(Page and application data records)
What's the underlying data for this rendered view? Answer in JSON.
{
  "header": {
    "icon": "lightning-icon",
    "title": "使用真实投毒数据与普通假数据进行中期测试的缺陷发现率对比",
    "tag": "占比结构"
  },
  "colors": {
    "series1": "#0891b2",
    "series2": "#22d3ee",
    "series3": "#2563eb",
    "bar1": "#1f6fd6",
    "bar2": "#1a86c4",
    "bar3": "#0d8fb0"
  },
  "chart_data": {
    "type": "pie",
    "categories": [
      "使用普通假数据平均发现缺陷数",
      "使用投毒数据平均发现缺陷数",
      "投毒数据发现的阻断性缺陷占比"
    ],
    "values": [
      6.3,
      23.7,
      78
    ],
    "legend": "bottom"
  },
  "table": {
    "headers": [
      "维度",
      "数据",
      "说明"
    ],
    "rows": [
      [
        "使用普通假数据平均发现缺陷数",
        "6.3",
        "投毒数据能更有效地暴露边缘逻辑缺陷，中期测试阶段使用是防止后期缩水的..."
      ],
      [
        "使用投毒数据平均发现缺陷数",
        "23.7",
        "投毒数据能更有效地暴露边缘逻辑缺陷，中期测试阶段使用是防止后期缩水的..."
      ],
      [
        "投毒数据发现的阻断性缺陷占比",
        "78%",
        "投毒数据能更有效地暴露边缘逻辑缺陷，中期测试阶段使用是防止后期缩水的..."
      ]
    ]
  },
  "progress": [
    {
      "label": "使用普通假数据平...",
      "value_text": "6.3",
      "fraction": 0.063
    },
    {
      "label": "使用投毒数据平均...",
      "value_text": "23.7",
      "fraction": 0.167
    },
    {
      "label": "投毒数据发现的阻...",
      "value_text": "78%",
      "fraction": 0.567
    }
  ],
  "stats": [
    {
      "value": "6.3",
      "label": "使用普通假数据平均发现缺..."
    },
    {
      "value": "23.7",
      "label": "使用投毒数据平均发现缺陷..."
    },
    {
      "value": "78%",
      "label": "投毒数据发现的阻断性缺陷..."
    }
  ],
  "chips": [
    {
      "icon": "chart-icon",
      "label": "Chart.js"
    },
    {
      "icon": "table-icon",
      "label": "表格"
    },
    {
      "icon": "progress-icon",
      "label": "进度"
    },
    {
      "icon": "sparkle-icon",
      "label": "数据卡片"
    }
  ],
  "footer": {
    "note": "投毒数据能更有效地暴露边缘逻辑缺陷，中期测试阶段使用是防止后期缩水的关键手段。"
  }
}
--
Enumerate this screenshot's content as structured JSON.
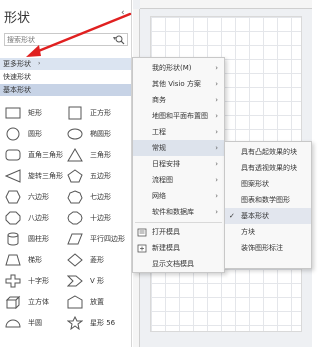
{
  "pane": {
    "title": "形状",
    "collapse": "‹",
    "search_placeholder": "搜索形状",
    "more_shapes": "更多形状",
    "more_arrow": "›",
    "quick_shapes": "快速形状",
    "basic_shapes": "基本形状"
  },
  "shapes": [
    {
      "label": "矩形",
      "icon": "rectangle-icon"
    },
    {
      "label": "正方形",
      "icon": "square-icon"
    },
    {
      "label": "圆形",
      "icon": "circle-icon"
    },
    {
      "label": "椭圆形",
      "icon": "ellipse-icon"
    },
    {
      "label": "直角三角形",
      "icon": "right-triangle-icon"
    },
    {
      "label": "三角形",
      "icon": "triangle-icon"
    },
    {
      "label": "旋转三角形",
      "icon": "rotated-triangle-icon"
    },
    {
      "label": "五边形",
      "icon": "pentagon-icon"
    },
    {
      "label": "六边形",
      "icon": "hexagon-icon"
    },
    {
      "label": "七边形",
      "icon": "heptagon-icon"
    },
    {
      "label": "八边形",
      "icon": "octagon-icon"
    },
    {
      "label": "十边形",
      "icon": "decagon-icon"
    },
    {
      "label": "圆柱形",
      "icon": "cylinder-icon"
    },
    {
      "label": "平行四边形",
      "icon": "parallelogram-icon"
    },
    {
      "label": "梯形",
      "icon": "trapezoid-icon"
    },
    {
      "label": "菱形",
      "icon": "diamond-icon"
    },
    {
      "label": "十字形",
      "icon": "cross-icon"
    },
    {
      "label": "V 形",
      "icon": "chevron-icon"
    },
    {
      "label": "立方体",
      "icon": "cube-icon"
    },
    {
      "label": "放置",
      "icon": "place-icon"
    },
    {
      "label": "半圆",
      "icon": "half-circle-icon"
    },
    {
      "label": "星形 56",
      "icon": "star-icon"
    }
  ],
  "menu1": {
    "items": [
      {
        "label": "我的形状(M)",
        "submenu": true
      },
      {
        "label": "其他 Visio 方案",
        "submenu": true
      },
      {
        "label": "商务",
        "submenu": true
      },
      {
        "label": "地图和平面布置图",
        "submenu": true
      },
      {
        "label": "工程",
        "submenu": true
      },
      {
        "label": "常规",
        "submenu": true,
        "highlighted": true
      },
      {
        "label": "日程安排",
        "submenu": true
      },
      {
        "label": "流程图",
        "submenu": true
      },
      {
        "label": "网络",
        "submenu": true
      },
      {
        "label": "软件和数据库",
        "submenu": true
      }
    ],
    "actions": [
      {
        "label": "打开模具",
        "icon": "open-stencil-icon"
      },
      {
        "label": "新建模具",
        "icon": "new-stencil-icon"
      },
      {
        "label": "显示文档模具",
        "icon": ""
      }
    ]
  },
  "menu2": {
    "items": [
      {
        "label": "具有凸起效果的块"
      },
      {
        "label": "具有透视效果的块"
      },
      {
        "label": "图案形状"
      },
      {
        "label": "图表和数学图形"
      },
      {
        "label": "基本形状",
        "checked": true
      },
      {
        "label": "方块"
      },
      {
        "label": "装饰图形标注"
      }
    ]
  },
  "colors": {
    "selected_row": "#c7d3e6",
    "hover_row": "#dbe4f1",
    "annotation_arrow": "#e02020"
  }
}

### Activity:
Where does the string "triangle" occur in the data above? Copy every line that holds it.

### Task result:
      "icon": "right-triangle-icon"
      "icon": "triangle-icon"
      "icon": "rotated-triangle-icon"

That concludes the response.